(Source data)
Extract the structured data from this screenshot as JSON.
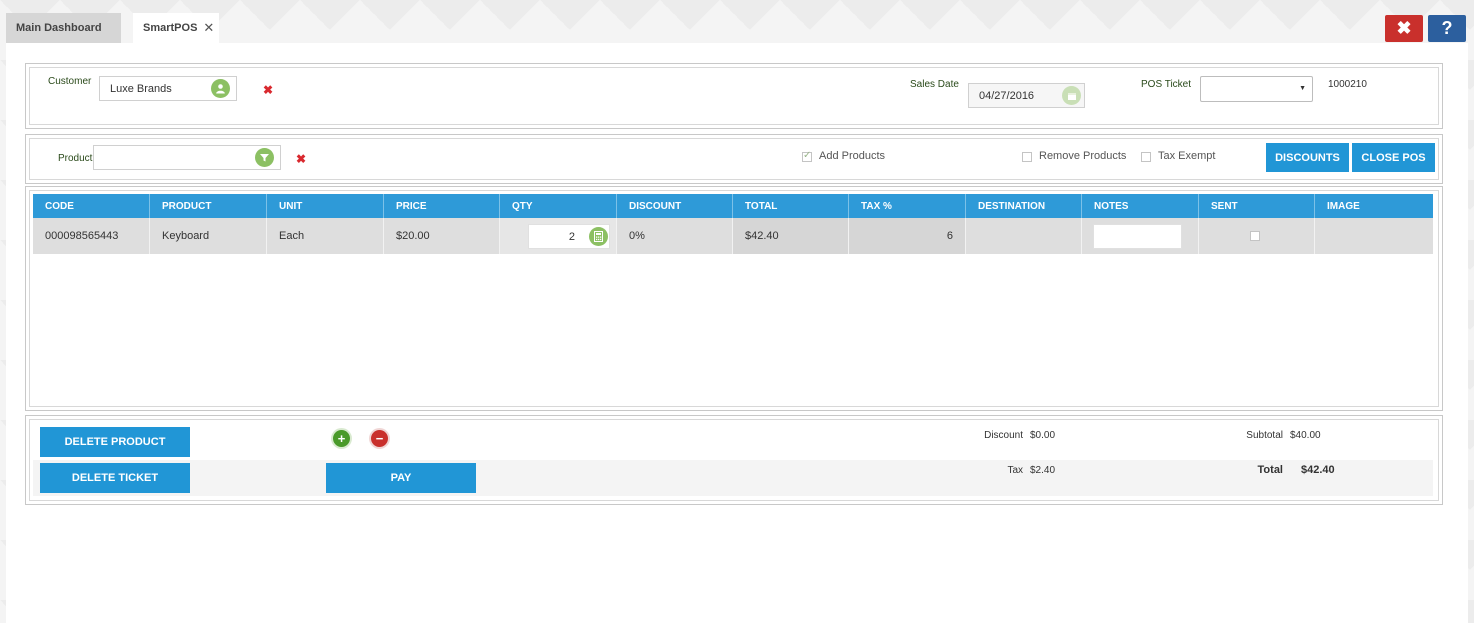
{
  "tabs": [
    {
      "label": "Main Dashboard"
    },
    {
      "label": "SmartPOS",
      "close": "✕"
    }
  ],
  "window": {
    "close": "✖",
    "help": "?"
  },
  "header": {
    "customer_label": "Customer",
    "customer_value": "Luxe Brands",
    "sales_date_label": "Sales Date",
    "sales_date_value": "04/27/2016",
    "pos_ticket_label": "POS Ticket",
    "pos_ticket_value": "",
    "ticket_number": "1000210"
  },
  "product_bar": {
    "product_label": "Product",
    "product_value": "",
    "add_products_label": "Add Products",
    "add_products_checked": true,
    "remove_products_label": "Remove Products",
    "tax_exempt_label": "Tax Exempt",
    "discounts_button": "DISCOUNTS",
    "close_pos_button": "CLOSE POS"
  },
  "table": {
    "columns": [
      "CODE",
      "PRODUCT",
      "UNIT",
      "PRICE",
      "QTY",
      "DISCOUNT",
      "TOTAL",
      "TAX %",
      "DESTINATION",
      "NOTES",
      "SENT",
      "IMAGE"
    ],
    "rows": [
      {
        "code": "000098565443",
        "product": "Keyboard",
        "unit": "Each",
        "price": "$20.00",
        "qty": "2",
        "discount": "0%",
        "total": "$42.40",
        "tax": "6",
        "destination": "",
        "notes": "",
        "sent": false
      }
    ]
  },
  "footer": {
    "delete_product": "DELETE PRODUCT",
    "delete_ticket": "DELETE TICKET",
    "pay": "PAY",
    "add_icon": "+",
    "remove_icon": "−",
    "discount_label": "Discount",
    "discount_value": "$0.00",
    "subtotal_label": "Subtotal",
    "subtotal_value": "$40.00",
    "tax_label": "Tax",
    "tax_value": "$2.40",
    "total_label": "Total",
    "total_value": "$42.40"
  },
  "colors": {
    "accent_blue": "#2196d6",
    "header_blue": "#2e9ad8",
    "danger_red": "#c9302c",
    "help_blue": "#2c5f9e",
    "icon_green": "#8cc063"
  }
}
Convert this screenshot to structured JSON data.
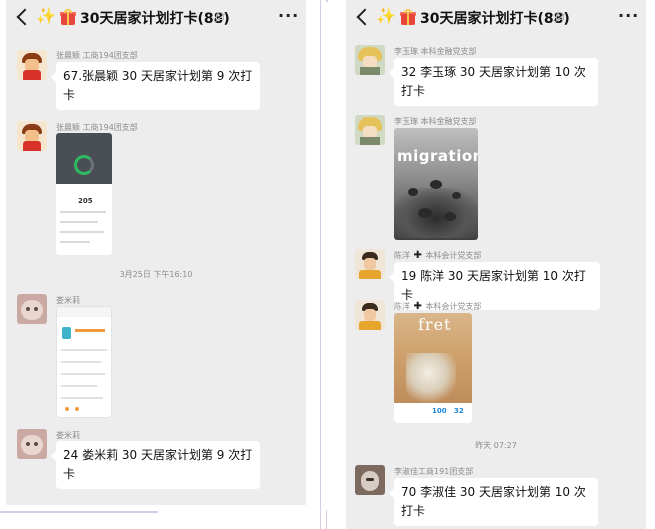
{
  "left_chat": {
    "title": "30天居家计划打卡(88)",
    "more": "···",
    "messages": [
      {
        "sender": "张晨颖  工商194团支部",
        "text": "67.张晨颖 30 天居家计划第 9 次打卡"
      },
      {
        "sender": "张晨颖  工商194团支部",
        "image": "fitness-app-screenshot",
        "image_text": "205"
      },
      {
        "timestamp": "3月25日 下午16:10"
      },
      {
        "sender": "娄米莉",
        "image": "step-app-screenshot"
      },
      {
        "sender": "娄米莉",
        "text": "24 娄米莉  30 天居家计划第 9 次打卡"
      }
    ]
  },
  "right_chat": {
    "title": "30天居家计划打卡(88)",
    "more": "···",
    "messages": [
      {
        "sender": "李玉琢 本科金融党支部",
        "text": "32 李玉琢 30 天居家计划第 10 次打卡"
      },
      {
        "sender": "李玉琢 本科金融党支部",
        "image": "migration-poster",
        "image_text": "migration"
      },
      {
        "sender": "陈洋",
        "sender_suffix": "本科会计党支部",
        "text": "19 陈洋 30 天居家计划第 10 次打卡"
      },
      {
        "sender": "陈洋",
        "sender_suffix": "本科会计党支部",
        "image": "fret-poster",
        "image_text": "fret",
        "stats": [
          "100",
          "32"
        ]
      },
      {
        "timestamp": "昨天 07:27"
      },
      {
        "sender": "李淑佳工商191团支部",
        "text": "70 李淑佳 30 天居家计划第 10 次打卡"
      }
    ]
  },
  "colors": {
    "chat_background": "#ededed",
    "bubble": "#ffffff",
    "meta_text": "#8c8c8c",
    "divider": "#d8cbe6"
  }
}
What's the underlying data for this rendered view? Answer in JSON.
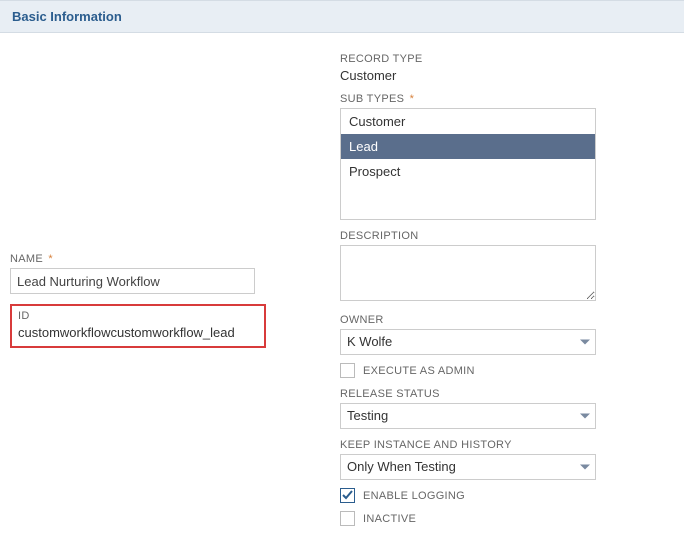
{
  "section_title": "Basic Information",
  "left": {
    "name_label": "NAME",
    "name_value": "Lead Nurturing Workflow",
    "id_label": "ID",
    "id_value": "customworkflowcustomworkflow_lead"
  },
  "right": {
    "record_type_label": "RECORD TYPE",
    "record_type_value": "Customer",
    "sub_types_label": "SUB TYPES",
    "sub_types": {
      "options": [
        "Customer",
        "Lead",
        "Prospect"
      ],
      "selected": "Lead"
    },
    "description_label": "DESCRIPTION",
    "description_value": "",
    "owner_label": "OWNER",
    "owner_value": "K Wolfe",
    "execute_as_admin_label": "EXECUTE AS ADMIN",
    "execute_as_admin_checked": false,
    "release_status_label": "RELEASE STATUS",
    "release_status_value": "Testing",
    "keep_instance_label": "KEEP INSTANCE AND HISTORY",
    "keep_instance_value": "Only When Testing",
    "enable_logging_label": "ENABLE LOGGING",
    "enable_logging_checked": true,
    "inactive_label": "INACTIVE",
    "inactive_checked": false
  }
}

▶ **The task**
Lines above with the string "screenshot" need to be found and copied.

▶ **Completed task**
Extract the structured data from this screenshot as JSON.
Convert this screenshot to structured JSON data.
        "image": "fitness-app-screenshot",
        "image": "step-app-screenshot"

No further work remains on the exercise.